Now, that the New York Times is the new Google police (that’s for another discussion but between this, the Decormyeyes and Foundem it’s starting to look like the Times wants to make some waves by rocking Google’s boat) maybe the best way to get something done at the search engine is through the Times. When asked about this phenomenon of Google acting only when prodded by a major media outlet, Marketing Pilgrim’s Andy Beal had this to say
Google’s now too large of a company to take action that may be to the detriment of its business, unless publicly embarrassed into doing so.
So is Google losing its shine a little bit? Is all of this talk about content farms and spam and the like taken its toll on the search leader? Since most people who are involved in this dust-up depend on the engine to make a living by selling products and services either through Google or related to it, probably not.
What people really want is less junk in search results.
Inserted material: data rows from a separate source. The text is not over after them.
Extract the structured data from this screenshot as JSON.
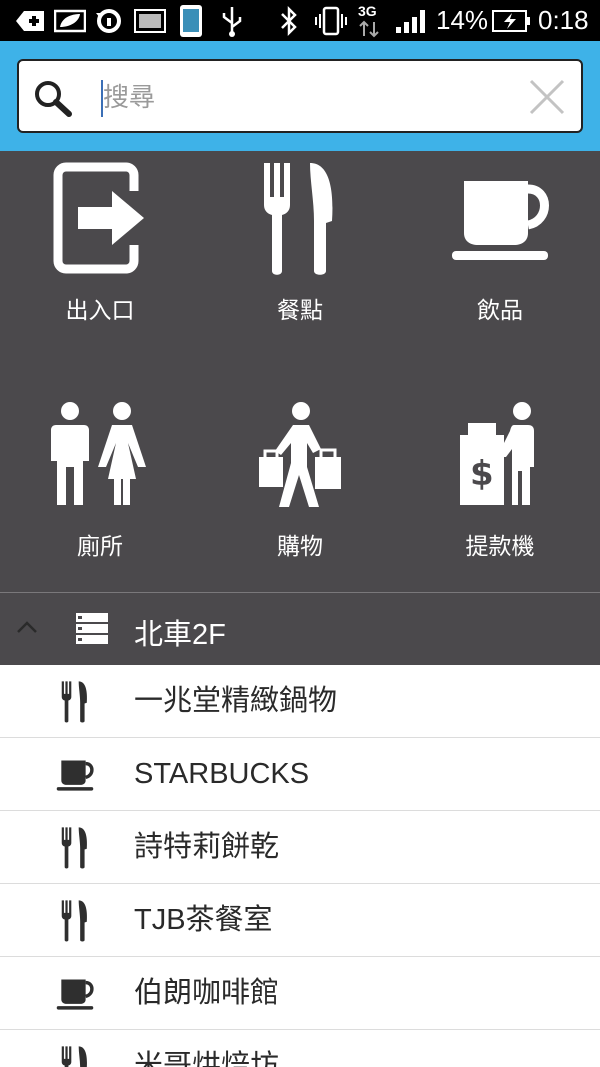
{
  "status_bar": {
    "battery_percent": "14%",
    "time": "0:18",
    "network": "3G"
  },
  "search": {
    "placeholder": "搜尋",
    "value": ""
  },
  "categories": [
    {
      "label": "出入口",
      "icon": "exit-icon"
    },
    {
      "label": "餐點",
      "icon": "fork-knife-icon"
    },
    {
      "label": "飲品",
      "icon": "coffee-cup-icon"
    },
    {
      "label": "廁所",
      "icon": "restroom-icon"
    },
    {
      "label": "購物",
      "icon": "shopping-icon"
    },
    {
      "label": "提款機",
      "icon": "atm-icon"
    }
  ],
  "floor_section": {
    "title": "北車2F"
  },
  "places": [
    {
      "name": "一兆堂精緻鍋物",
      "icon": "fork-knife-icon"
    },
    {
      "name": "STARBUCKS",
      "icon": "coffee-cup-icon"
    },
    {
      "name": "詩特莉餅乾",
      "icon": "fork-knife-icon"
    },
    {
      "name": "TJB茶餐室",
      "icon": "fork-knife-icon"
    },
    {
      "name": "伯朗咖啡館",
      "icon": "coffee-cup-icon"
    },
    {
      "name": "米哥烘焙坊",
      "icon": "fork-knife-icon"
    }
  ]
}
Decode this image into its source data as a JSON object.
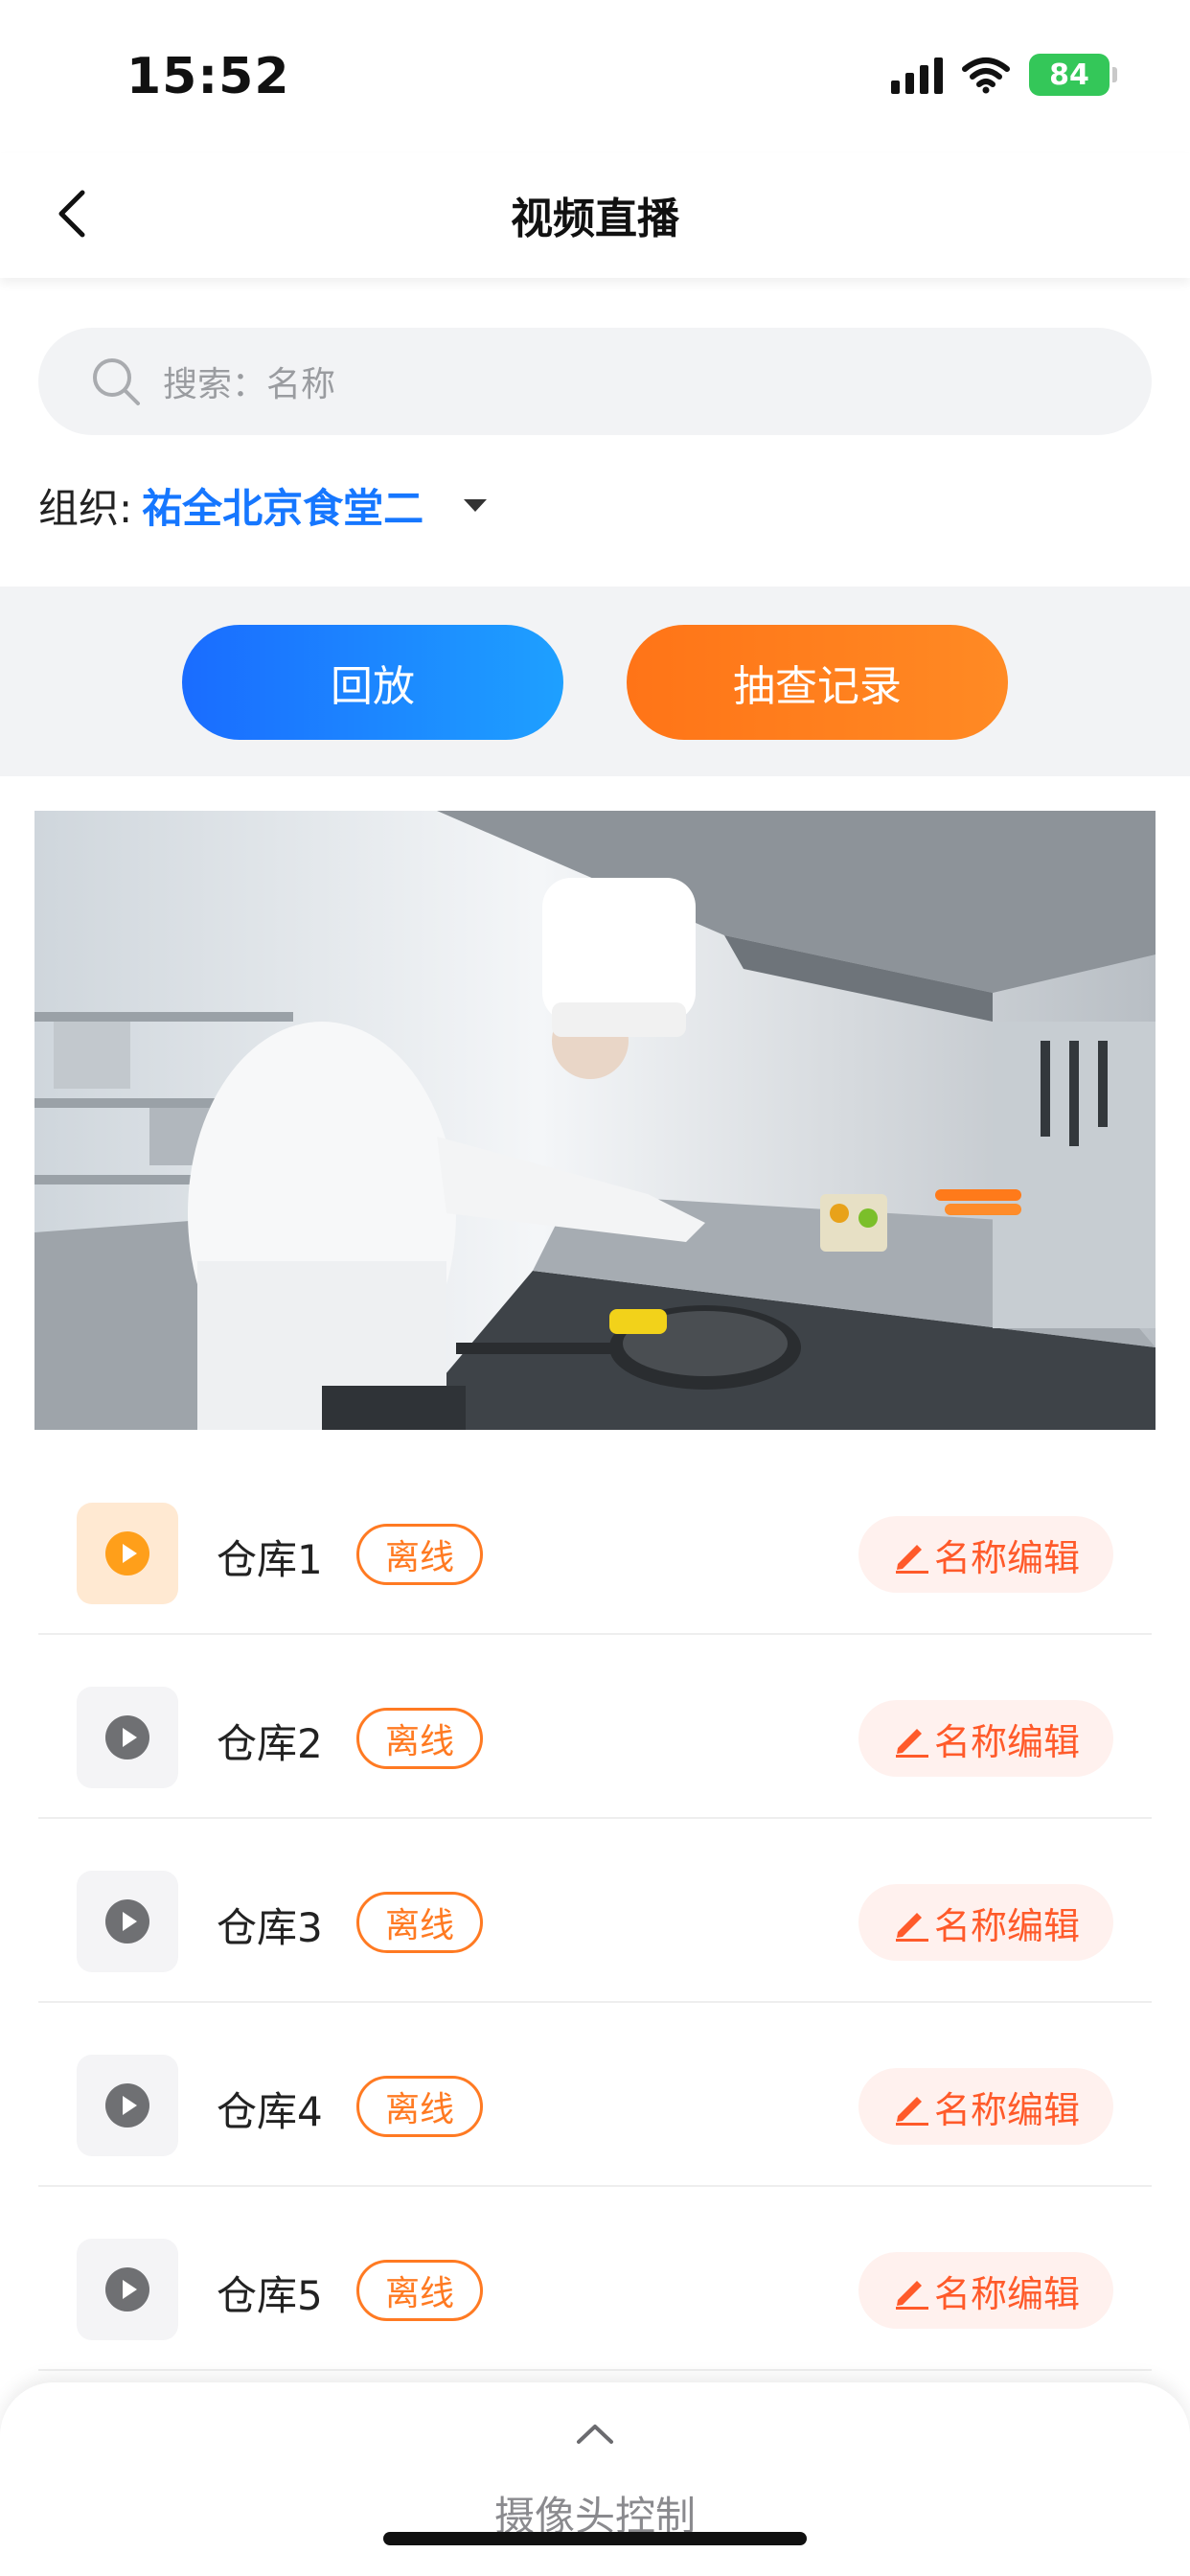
{
  "status_bar": {
    "time": "15:52",
    "battery": "84"
  },
  "header": {
    "title": "视频直播"
  },
  "search": {
    "placeholder": "搜索：名称"
  },
  "organization": {
    "label": "组织:",
    "value": "祐全北京食堂二"
  },
  "actions": {
    "replay_label": "回放",
    "check_label": "抽查记录"
  },
  "cameras": [
    {
      "name": "仓库1",
      "status": "离线",
      "edit_label": "名称编辑",
      "active": true
    },
    {
      "name": "仓库2",
      "status": "离线",
      "edit_label": "名称编辑",
      "active": false
    },
    {
      "name": "仓库3",
      "status": "离线",
      "edit_label": "名称编辑",
      "active": false
    },
    {
      "name": "仓库4",
      "status": "离线",
      "edit_label": "名称编辑",
      "active": false
    },
    {
      "name": "仓库5",
      "status": "离线",
      "edit_label": "名称编辑",
      "active": false
    }
  ],
  "bottom_sheet": {
    "label": "摄像头控制"
  },
  "colors": {
    "primary_blue": "#1677ff",
    "accent_orange": "#ff7a22",
    "battery_green": "#34c759"
  }
}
What has happened throughout this ‘event’ is that the true situation may have some to bear. If Google doesn’t have the wherewithal or the stones to find and punish big players like JC Penney who are gaming the search results unless they are essentially cornered, then what makes anyone think they have the chops or even the desire to track down the millions of smaller search gamers out there?
Google has taken to spin on this whole spam issue by crying that Bing is copying their results. That’s just a diversion. What is kind of funny, though, is that JC Penney’s site does rank 4th in organic for the keyword ‘dresses’ on Bing’s engine as of this writing.
Google now has painted itself into a bit of a corner and it will be interesting to see how it gets out. Because of its constant harping on content being so critical to ranking (which was just a diversion from the fact that the real rank influence comes from links) it has now created a monster. Content farms have found a way to look like they are playing by the rules but all they are doing is abusing them. Quality is hard to determine when the limits of what is acceptable to the engines has been discovered. What comes out of all of this is maybe just that we now know Google can’t tell the difference between quality and junk after all.
So back to JC Penney. It looks like they have taken the link-abusing path to success which many, many, many others have and still do. Meanwhile, the other way to search success is create craptent to fill in the gaps. That makes Google sound a lot less attractive than it has been in the past.
Now, will that change anything? Not likely but let’s hope that Google isn’t going to rest on these rotten laurels.